● WORK ITEM
Search the material below for the string "when" and copy each line where it appears.

● DATASET
*****
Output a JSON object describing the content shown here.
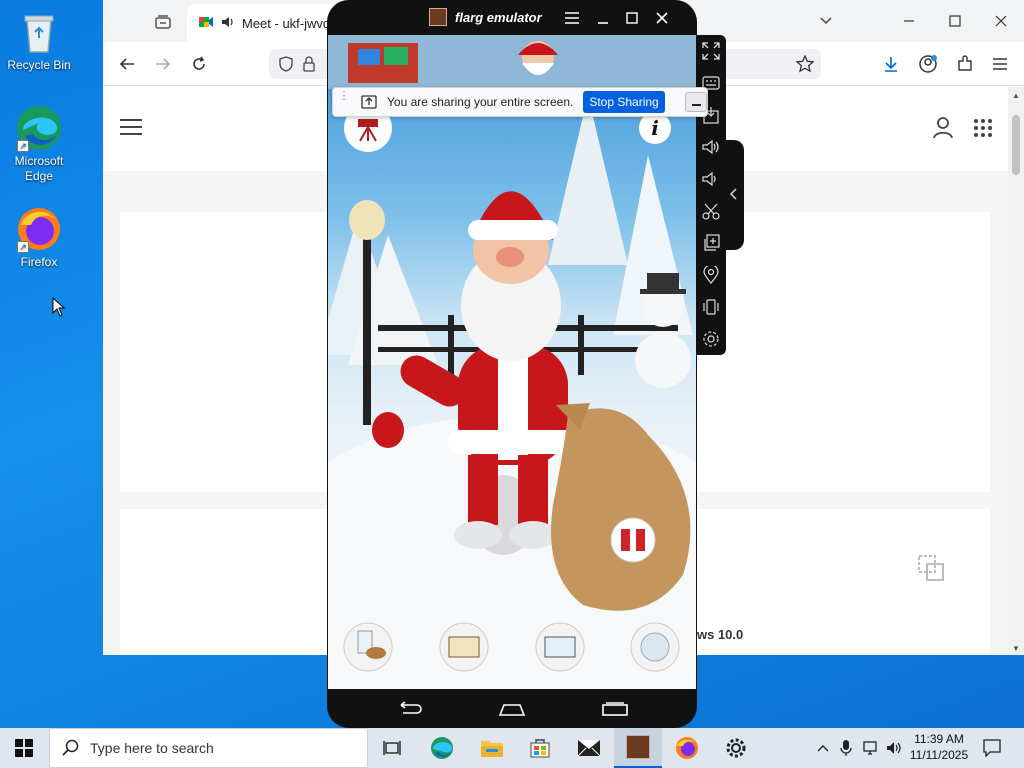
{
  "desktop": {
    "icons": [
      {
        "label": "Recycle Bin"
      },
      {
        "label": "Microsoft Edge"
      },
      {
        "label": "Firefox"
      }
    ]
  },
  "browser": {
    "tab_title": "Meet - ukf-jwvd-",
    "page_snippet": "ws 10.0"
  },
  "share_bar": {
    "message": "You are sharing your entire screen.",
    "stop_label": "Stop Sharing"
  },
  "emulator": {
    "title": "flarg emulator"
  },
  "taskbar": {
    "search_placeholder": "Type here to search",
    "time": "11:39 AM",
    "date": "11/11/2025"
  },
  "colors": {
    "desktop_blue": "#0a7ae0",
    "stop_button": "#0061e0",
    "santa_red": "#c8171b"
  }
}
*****
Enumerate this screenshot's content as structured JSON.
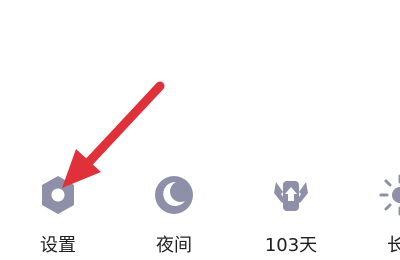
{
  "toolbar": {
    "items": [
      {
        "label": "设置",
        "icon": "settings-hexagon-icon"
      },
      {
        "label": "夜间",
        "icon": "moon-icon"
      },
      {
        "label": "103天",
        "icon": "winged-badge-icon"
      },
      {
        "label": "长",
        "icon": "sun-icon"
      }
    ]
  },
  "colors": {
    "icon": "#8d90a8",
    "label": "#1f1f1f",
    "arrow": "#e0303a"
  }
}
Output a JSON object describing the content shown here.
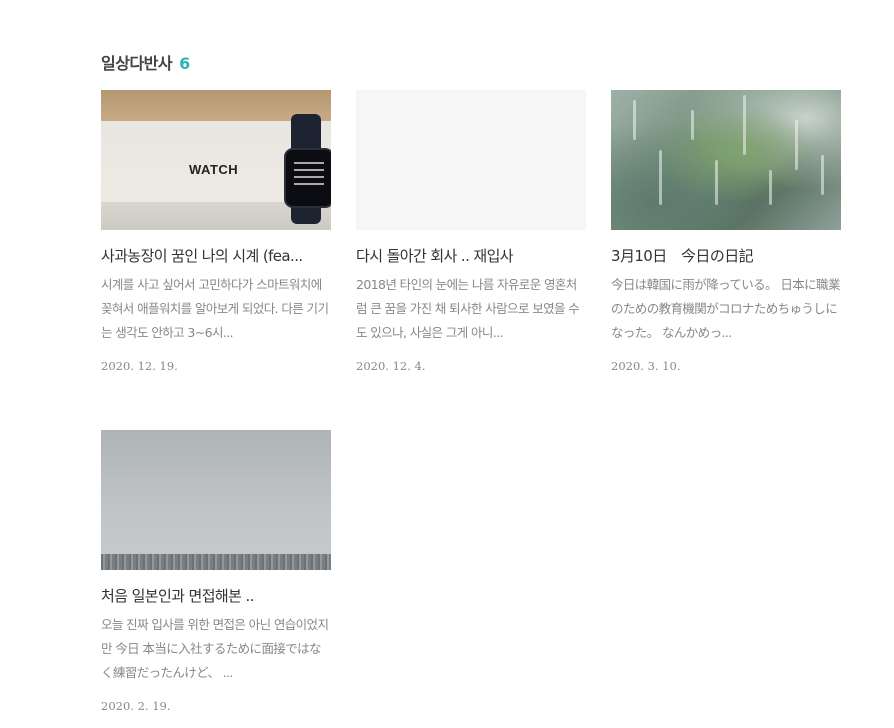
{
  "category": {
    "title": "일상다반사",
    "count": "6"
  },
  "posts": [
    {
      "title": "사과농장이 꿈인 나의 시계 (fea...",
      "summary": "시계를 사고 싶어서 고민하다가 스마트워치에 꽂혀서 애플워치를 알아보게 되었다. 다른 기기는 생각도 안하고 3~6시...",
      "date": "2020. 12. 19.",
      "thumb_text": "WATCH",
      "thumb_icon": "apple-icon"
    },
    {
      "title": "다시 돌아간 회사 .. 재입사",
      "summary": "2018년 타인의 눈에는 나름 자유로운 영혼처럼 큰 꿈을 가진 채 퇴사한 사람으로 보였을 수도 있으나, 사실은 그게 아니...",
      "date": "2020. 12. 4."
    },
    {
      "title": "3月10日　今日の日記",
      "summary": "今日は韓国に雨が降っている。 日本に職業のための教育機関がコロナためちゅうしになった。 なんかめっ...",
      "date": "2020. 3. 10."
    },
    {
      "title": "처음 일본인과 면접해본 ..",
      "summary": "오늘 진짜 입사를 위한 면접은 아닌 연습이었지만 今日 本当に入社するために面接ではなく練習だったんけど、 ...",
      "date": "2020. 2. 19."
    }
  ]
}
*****
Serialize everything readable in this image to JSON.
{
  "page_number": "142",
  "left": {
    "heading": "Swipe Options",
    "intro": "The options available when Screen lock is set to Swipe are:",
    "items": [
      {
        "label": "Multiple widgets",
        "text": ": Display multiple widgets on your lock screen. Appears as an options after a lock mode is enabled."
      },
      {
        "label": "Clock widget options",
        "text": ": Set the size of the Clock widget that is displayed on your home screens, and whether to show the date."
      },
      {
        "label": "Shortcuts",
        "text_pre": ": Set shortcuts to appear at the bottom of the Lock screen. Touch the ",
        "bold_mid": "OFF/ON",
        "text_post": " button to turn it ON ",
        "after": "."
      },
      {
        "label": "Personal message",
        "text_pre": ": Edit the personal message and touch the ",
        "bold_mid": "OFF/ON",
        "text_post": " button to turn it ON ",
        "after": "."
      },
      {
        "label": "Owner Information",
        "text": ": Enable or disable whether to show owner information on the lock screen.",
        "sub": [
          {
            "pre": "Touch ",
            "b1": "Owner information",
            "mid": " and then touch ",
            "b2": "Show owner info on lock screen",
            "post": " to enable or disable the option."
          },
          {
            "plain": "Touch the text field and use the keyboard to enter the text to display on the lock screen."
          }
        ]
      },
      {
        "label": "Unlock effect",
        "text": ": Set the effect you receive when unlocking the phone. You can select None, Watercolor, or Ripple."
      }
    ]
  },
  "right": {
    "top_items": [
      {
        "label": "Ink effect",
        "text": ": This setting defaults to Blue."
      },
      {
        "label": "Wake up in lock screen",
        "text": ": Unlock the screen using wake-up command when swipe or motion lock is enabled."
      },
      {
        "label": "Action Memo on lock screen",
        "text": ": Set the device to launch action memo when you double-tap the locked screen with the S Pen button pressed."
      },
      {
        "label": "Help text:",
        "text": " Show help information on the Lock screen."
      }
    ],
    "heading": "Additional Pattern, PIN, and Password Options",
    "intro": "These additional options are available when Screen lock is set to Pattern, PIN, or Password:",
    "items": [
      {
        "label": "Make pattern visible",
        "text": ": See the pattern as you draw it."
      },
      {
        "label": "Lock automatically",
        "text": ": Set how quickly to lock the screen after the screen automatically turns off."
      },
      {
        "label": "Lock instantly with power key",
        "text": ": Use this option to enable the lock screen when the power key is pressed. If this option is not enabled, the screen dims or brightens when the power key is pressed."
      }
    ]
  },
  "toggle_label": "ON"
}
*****
● EXERCISE SOLUTION
    "intro": "The options available when Screen lock is set to Swipe are:",
        "text": ": Set the effect you receive when unlocking the phone. You can select None, Watercolor, or Ripple."
        "text": ": Unlock the screen using wake-up command when swipe or motion lock is enabled."
        "text": ": Set the device to launch action memo when you double-tap the locked screen with the S Pen button pressed."
    "intro": "These additional options are available when Screen lock is set to Pattern, PIN, or Password:",
        "text": ": Use this option to enable the lock screen when the power key is pressed. If this option is not enabled, the screen dims or brightens when the power key is pressed."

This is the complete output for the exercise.